Prospective home-buyers probably don’t need to be reminded that it gets more expensive every year to own property in Washington. But a new report from real-estate website Trulia on how much a typical middle-class family needs to buy a house suggests that while it’s tough, it’s far better here than in other big metropolitan areas.
The report finds that 62 percent of homes in the Washington area are within reach of households earning the median annual income, measured at $88,233 in 2012, according to the US Census Bureau. Washington isn’t as affordable for middle-class households as Chicago, where 70 percent of homes are affordable, but it’s far more egalitarian than Seattle (53 percent), Los Angeles (23 percent), or New York (25 percent). The San Francisco metropolitan area, predictably, is the least welcoming toward middle-class buyers, with only 13 percent of homes within the range of what median earners can scrape together.
Trulia defines a home as affordable for a middle-class buyer if the annual total for monthly mortgage payments is no more than 31 percent of a purchaser’s yearly earnings, assuming a 4.4 percent 30-year fixed rate after putting down 20 percent. That comes out to about $27,350 for people in Washington’s median salary range.

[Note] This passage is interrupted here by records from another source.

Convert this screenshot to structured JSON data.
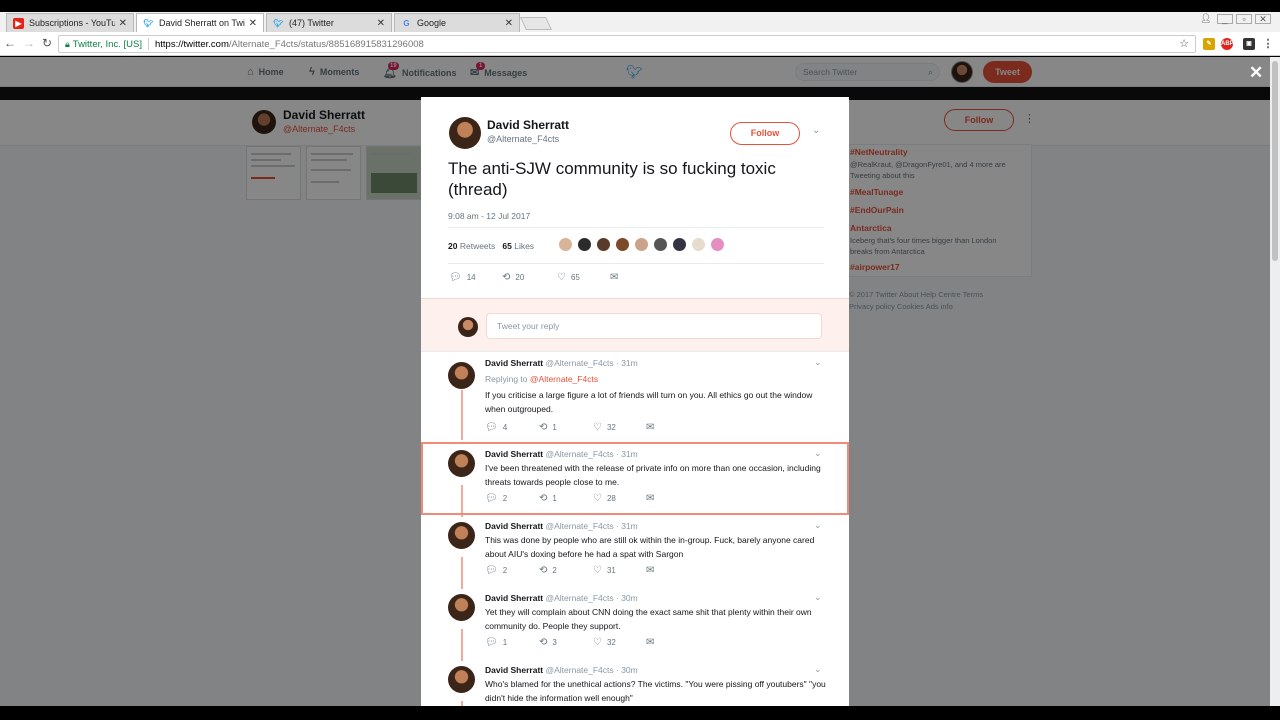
{
  "browser": {
    "tabs": [
      {
        "title": "Subscriptions - YouTube",
        "icon": "youtube-icon",
        "active": false
      },
      {
        "title": "David Sherratt on Twitte",
        "icon": "twitter-bird-icon",
        "active": true
      },
      {
        "title": "(47) Twitter",
        "icon": "twitter-bird-icon",
        "active": false
      },
      {
        "title": "Google",
        "icon": "google-icon",
        "active": false
      }
    ],
    "address": {
      "cert": "Twitter, Inc. [US]",
      "url_host": "https://twitter.com",
      "url_path": "/Alternate_F4cts/status/885168915831296008"
    }
  },
  "twitter_nav": {
    "home": "Home",
    "moments": "Moments",
    "notifications": "Notifications",
    "notifications_badge": "19",
    "messages": "Messages",
    "messages_badge": "1",
    "search_placeholder": "Search Twitter",
    "tweet_button": "Tweet"
  },
  "profile": {
    "name": "David Sherratt",
    "handle": "@Alternate_F4cts",
    "follow": "Follow"
  },
  "trends": [
    {
      "tag": "#NetNeutrality",
      "sub": [
        "@RealKraut, @DragonFyre01, and 4 more are",
        "Tweeting about this"
      ]
    },
    {
      "tag": "#MealTunage",
      "sub": []
    },
    {
      "tag": "#EndOurPain",
      "sub": []
    },
    {
      "tag": "Antarctica",
      "sub": [
        "Iceberg that's four times bigger than London",
        "breaks from Antarctica"
      ]
    },
    {
      "tag": "#airpower17",
      "sub": []
    }
  ],
  "footer": {
    "line1": "© 2017 Twitter   About   Help Centre   Terms",
    "line2": "Privacy policy   Cookies   Ads info"
  },
  "tweet": {
    "name": "David Sherratt",
    "handle": "@Alternate_F4cts",
    "follow": "Follow",
    "text": "The anti-SJW community is so fucking toxic (thread)",
    "time": "9:08 am - 12 Jul 2017",
    "retweets_count": "20",
    "retweets_label": "Retweets",
    "likes_count": "65",
    "likes_label": "Likes",
    "actions": {
      "replies": "14",
      "retweets": "20",
      "likes": "65"
    },
    "reply_placeholder": "Tweet your reply"
  },
  "replies": [
    {
      "name": "David Sherratt",
      "meta": "@Alternate_F4cts · 31m",
      "replying_prefix": "Replying to",
      "replying_to": "@Alternate_F4cts",
      "text": "If you criticise a large figure a lot of friends will turn on you. All ethics go out the window when outgrouped.",
      "replies": "4",
      "retweets": "1",
      "likes": "32"
    },
    {
      "name": "David Sherratt",
      "meta": "@Alternate_F4cts · 31m",
      "text": "I've been threatened with the release of private info on more than one occasion, including threats towards people close to me.",
      "replies": "2",
      "retweets": "1",
      "likes": "28"
    },
    {
      "name": "David Sherratt",
      "meta": "@Alternate_F4cts · 31m",
      "text": "This was done by people who are still ok within the in-group. Fuck, barely anyone cared about AIU's doxing before he had a spat with Sargon",
      "replies": "2",
      "retweets": "2",
      "likes": "31"
    },
    {
      "name": "David Sherratt",
      "meta": "@Alternate_F4cts · 30m",
      "text": "Yet they will complain about CNN doing the exact same shit that plenty within their own community do. People they support.",
      "replies": "1",
      "retweets": "3",
      "likes": "32"
    },
    {
      "name": "David Sherratt",
      "meta": "@Alternate_F4cts · 30m",
      "text": "Who's blamed for the unethical actions? The victims. \"You were pissing off youtubers\" \"you didn't hide the information well enough\""
    }
  ],
  "colors": {
    "accent": "#e8513a",
    "twitter_blue": "#1da1f2",
    "text": "#14171a",
    "muted": "#66757f"
  }
}
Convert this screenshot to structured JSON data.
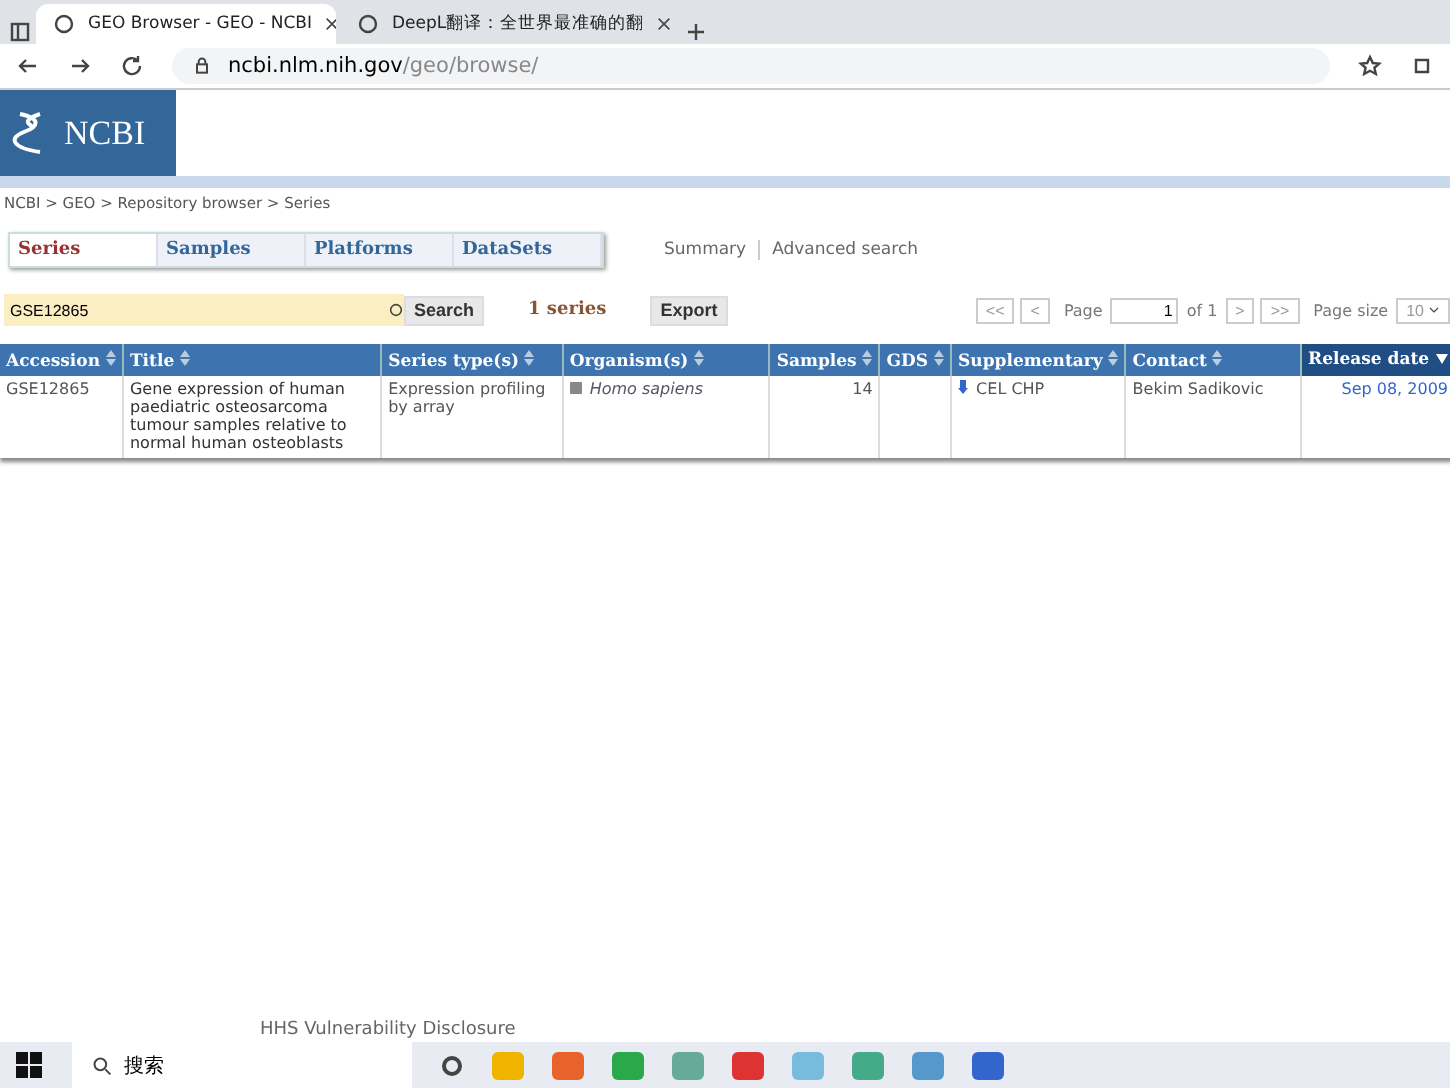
{
  "browser_tabs": [
    {
      "title": "GEO Browser - GEO - NCBI",
      "selected": true
    },
    {
      "title": "DeepL翻译：全世界最准确的翻",
      "selected": false
    }
  ],
  "address": {
    "host": "ncbi.nlm.nih.gov",
    "path": "/geo/browse/"
  },
  "logo": "NCBI",
  "breadcrumb": "NCBI > GEO > Repository browser > Series",
  "geo_tabs": [
    {
      "label": "Series",
      "selected": true
    },
    {
      "label": "Samples",
      "selected": false
    },
    {
      "label": "Platforms",
      "selected": false
    },
    {
      "label": "DataSets",
      "selected": false
    }
  ],
  "links": [
    "Summary",
    "Advanced search"
  ],
  "search": {
    "value": "GSE12865",
    "button": "Search"
  },
  "count": "1 series",
  "export": "Export",
  "pager": {
    "first": "<<",
    "prev": "<",
    "page_label": "Page",
    "page": "1",
    "of": "of 1",
    "next": ">",
    "last": ">>",
    "size_label": "Page size",
    "size": "10"
  },
  "table": {
    "columns": [
      {
        "label": "Accession",
        "sorted": false
      },
      {
        "label": "Title",
        "sorted": false
      },
      {
        "label": "Series type(s)",
        "sorted": false
      },
      {
        "label": "Organism(s)",
        "sorted": false
      },
      {
        "label": "Samples",
        "sorted": false
      },
      {
        "label": "GDS",
        "sorted": false
      },
      {
        "label": "Supplementary",
        "sorted": false
      },
      {
        "label": "Contact",
        "sorted": false
      },
      {
        "label": "Release date",
        "sorted": true
      }
    ],
    "rows": [
      {
        "accession": "GSE12865",
        "title": "Gene expression of human paediatric osteosarcoma tumour samples relative to normal human osteoblasts",
        "type": "Expression profiling by array",
        "organism": "Homo sapiens",
        "samples": "14",
        "gds": "",
        "supplementary": "CEL CHP",
        "contact": "Bekim Sadikovic",
        "release": "Sep 08, 2009"
      }
    ]
  },
  "footer": "HHS Vulnerability Disclosure",
  "taskbar": {
    "search": "搜索"
  }
}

But breaking down Trulia’s findings just a bit reminds that buying a home in the area is still incredibly difficult for many, if not most. While 62 percent of homes on the market are affordable for people making the regional median, it gets much tougher for those with less education. People earning the median salary for someone with a bachelor’s degree can scope out 75 percent of the market, but for people who have only some college experience or just a two-year degree, that figure drops to 47 percent. People who have only completed high school or less can only afford 25 percent of homes on the market.
There are stark geographic breakdowns, too. Prince George’s County is the most affordable, with 85 percent of homes there within middle-class means, but in the District itself, median earners can only reach 44 percent of the housing market. The numbers get even slimmer in Northern Virginia’s close-in suburbs. Outlying Prince William County is more favorable, but people who live there but work closer to DC often trade lower home prices for higher transportation costs.
Trulia’s conclusions are fairly dismal. Although Washington isn’t nearly as bad as New York or California, the middle class here should not expect much relief, even with a recent slowdown in the local real estate market. And of the two easiest ways Trulia identifies as creating more affordability, one is undesirable and the other is unlikely when housing units in Washington are routinely snapped up within days of hitting the market.
“For America’s most expensive housing markets to become significantly more affordable, they would need either a spectacular drop in demand—a local economic collapse, for example—or a dramatic increase in housing supply,” Jed Kolko, Trulia’s chief economist, writes in a blog post presenting the data.